The Sun is the closest star to us and building an understanding of this huge big ball of nuclear fusion will allow us to improve this planet’s own resilience to Sun’s infrequent burbs of high energy particles that can create havoc to do with satellites and power grids. It will also allow us to understand the mechanisms that may be going on around other stars, given the Sun is the easiest to study because it’s significantly closer than the other stars (4.3 light years being th next closest). The Parker Solar Probe will fly in the Sun’s corona, the launch point of the solar wind, to help us understand why these particles accelerate so quickly in this region and why the corona is so hot.

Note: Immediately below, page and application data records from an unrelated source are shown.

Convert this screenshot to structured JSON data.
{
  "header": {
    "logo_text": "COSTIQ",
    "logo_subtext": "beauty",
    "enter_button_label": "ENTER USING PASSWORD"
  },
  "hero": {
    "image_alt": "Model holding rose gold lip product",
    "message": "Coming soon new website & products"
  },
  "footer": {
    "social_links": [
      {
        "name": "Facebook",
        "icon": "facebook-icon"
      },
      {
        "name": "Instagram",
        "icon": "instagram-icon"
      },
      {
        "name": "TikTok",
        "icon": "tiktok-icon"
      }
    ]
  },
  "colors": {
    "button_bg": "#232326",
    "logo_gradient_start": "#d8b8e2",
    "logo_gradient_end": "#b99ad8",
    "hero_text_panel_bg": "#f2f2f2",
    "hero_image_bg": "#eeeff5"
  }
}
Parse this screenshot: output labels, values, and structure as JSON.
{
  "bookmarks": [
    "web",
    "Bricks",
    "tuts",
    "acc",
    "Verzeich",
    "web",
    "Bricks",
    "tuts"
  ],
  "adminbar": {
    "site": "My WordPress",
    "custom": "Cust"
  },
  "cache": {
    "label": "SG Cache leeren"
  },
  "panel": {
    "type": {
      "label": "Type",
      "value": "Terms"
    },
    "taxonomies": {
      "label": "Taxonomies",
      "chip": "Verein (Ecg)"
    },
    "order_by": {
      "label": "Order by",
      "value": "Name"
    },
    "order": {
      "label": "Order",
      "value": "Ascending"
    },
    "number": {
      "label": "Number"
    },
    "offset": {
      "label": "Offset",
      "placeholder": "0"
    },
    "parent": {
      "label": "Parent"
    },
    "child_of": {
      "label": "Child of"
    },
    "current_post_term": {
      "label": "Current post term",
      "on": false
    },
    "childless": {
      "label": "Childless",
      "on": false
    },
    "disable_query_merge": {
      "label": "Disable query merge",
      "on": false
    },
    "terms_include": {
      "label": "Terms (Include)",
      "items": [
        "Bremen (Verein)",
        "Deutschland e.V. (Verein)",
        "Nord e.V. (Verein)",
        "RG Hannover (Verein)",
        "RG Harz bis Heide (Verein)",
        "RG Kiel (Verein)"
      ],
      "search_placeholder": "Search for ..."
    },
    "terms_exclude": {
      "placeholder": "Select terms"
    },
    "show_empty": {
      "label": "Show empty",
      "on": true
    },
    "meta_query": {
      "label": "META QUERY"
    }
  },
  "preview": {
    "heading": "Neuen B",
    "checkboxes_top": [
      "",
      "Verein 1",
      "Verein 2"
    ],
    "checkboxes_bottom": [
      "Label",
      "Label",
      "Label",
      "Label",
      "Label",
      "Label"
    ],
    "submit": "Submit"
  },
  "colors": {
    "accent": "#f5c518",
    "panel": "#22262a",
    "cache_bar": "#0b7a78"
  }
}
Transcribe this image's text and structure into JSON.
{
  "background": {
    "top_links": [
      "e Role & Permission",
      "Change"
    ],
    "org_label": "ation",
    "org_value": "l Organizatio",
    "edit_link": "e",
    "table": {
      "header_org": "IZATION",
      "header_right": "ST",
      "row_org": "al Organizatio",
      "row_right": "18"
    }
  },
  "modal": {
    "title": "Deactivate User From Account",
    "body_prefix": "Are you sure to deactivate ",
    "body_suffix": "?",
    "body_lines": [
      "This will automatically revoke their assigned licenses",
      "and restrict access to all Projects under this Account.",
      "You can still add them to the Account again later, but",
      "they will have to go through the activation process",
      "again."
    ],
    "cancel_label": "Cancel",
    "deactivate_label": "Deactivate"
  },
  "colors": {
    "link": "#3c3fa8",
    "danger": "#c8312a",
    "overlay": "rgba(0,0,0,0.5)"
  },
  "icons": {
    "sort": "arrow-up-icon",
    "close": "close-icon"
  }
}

NASA plans to launch the Parker Solar Probe from 31 July this year from the Kennedy Space Centre on a United Launch Alliance Delta IV Heavy rocket. This probe will go closer to the Sun more than anything that humans have built before. The previous record holder was Helios 2 in 1976, which got as close as 43.5 million kilometres. The Parker Probe will smash that record by getting as close as 6.1 million kilometres, about 10 times as close as Mercury to the Sun. This will put the spacecraft under extreme stress with the surface getting as hot as as nearly 1400 degrees Celsius. To survive these enourmous temperatures and keep the sensors protected, the spacecraft will have an 11.5 cm thick heat shield made from a carbon composite. Not only will the spacecraft have to endure very high temperatures, it will also be travelling incredibly fast at about 700,000 kilometres per hour (still only 0.06% of the speed of light).
Why do we want to know more about the Sun? The main reason is that the weather on the Sun can have a significant impact on our own lives. We have become very dependent on satellites for communications, remote sensing and positioning and high energy particles from the Sun can detrimentally affect these services. We don’t know a lot about the processes that cause these streams of high energy particles, scientists want to understand more about why the corona of the Sun is so much hotter than the surface and why the solar wind is accelerated to such a high speed. The more that we can understand about the Sun, the better we will be able to predict solar weather and hopefully avoid the outages of satillite communications and the potential damaging effects that large streams of high energy particles can have on power grids. The high energy particles from the Sun in the solar wind can not only damage satellites and power grids, but also degrade pipelines, and effect air travellers and astronauts.
The corona is an outer layer of the Sun that extends millions of kilometres into space around the Sun and is quite variable in its nature depending on the current state of the solar cycle. The corona is extremely hot being over 1 million degrees Celsius and scientists are not certain of the mechanism as to why the corona is so hot. It’s the part of the Sun that is visible in photographs of Solar Eclipses that show large loops of structure extending well beyond the Sun, like the image below.
The Parker Solar Probe will make its way to the sun via seven flypasts of Venus over seven years to slowly shrink the orbit around the sun until it’s well within the corona and doing the first close flypast on 19 Dec 2024. The instruments on the space craft are based around 4 main investigations. The first is the FIELDS experiment which will examine the different fields in the corona, including the Sun’s magnetic field, electric fields, waves, plasma density, electron temperature, density fluctuations and radio emissions. The second instrument is the Intergrated Science Investigation of the Sun which will measure energetic electrons, protons and heavy ions as they are accelerated in the corona. The third instrument is the Widefield Imager for the Solar Probe which will image the corona and the Inner Heliosphere. The final instrument set is the Solar Wind Electrons Alpha and Protons which will measure velocity, temperature and density of electrons, protons and helium atoms in the corona.
The Parker Solar Probe is name after the prominent US astrophysicist Eugene Parker, professor emeritus from the University of Chicago. He proposed that there was a constant outflow of material from the sun, now called the solar wind. Such was the significance of his work that it was decided to name the probe after him.
It will be a few years before we see the results of this mission as, even through the Sun is quite close in astronomical terms, it is still a huge distance from the Earth and the mechanics of getting the probe into the right orbit require multiple orbits and positioning. All of this will put the probe into the perfect position to help us get a better understanding of the processes occurring in the corona of the Sun. If you want to get your name on the spacecraft then go to this website at NASA and register your name, you have until 27 April.